> **Extracted records**:
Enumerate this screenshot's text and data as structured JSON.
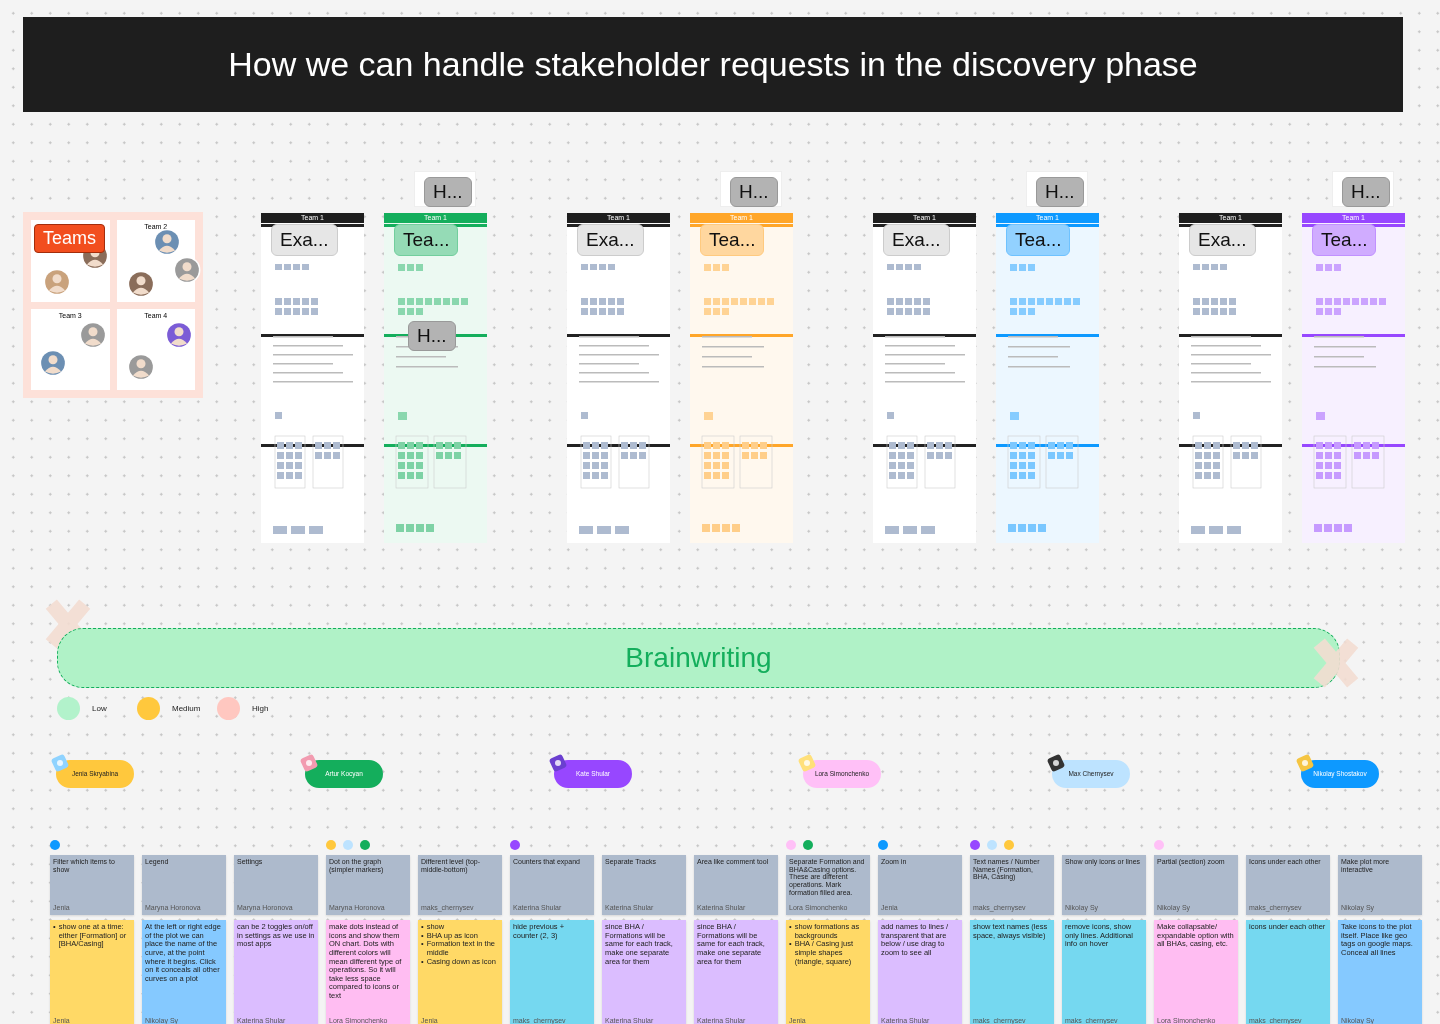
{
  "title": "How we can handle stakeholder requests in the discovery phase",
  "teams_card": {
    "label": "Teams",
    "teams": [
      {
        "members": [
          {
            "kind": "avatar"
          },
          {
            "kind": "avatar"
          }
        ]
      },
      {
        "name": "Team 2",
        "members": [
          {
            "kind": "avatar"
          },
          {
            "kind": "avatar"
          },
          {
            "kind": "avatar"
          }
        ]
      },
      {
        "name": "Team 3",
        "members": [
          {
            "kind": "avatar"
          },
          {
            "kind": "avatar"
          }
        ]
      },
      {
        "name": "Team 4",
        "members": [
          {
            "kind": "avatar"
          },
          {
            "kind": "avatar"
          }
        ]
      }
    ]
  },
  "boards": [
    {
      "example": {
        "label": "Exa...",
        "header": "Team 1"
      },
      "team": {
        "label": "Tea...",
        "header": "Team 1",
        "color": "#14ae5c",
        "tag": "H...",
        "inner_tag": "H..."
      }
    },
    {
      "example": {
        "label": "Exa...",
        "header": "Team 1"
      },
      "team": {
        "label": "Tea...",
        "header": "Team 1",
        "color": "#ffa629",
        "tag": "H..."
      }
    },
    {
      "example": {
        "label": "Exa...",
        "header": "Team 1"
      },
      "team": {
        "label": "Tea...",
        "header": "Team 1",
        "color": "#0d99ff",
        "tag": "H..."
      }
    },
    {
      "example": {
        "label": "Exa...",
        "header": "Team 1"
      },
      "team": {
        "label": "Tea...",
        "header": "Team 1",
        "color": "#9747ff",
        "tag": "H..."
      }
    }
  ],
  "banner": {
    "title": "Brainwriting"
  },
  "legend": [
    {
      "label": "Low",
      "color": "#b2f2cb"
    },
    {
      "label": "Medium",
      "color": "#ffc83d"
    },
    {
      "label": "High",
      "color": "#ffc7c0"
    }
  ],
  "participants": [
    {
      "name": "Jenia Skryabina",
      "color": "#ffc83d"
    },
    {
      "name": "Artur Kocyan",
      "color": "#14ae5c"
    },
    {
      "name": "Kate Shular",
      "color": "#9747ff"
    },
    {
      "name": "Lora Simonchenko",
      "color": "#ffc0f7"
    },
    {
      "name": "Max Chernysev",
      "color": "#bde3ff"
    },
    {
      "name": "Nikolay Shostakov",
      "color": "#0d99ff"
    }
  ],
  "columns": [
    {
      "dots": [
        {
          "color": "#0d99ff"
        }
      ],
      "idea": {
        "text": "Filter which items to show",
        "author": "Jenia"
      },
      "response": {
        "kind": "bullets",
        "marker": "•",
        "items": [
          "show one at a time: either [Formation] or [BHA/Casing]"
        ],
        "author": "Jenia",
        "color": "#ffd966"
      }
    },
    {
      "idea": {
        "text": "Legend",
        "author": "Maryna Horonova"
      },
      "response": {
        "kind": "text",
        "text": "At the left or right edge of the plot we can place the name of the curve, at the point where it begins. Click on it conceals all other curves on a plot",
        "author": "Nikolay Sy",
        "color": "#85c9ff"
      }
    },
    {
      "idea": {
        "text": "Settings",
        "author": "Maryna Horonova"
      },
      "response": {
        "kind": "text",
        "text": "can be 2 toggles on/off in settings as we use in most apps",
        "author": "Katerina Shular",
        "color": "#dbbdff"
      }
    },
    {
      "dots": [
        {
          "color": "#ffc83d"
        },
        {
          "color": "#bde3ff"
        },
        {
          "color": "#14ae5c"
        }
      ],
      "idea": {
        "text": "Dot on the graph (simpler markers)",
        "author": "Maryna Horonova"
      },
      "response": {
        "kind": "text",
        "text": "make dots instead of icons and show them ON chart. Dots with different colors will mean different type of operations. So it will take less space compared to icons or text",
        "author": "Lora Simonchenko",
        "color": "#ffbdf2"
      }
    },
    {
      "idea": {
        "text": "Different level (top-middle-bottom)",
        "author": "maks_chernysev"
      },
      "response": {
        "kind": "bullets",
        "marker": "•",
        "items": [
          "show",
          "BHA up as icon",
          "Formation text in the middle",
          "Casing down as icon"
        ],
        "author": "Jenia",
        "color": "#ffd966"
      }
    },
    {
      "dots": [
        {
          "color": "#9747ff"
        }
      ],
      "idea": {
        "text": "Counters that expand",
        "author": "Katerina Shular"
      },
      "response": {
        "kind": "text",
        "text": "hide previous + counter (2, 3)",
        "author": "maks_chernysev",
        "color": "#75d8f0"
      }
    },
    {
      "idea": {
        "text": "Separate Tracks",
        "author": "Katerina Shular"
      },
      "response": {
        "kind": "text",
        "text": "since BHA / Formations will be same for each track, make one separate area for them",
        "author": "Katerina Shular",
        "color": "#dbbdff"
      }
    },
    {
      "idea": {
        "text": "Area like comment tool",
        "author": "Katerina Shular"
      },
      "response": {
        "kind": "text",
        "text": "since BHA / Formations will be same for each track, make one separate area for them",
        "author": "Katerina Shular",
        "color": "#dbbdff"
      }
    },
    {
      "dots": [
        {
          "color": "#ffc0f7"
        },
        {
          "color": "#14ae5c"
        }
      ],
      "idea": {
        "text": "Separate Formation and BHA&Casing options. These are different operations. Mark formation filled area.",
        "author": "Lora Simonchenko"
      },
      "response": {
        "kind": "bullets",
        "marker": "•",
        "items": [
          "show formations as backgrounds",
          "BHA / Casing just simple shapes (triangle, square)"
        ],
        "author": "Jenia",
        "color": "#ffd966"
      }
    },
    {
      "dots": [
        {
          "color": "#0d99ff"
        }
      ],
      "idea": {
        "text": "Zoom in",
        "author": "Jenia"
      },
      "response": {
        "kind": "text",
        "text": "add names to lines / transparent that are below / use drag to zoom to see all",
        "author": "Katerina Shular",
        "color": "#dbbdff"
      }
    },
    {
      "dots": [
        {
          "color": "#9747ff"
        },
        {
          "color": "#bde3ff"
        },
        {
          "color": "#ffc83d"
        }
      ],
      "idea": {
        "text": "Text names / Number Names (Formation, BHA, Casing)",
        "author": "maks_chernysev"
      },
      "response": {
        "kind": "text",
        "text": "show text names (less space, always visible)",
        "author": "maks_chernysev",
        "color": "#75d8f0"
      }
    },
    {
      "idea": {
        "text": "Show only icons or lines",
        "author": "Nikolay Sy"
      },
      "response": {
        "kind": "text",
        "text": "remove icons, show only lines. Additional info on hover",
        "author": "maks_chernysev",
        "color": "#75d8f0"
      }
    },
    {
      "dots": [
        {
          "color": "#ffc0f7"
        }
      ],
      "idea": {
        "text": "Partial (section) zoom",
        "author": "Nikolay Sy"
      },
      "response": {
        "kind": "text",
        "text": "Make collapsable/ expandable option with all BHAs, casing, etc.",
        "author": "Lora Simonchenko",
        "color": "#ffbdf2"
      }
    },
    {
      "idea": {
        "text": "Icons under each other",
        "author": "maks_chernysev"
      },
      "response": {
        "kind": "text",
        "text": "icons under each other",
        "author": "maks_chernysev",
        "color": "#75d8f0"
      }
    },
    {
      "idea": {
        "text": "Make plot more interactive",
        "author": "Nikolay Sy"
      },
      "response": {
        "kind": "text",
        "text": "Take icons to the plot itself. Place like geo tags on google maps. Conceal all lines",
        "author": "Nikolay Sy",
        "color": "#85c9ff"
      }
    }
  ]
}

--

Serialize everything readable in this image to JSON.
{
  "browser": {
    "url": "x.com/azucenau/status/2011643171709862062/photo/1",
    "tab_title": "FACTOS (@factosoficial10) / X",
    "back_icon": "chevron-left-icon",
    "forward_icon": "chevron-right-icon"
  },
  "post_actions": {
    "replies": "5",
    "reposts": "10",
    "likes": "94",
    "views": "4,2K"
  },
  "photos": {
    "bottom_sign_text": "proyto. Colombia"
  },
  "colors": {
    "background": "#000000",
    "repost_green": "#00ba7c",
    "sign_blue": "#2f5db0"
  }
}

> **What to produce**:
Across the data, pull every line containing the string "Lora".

> **Task answer**:
      "name": "Lora Simonchenko",
        "author": "Lora Simonchenko",
        "author": "Lora Simonchenko"
        "author": "Lora Simonchenko",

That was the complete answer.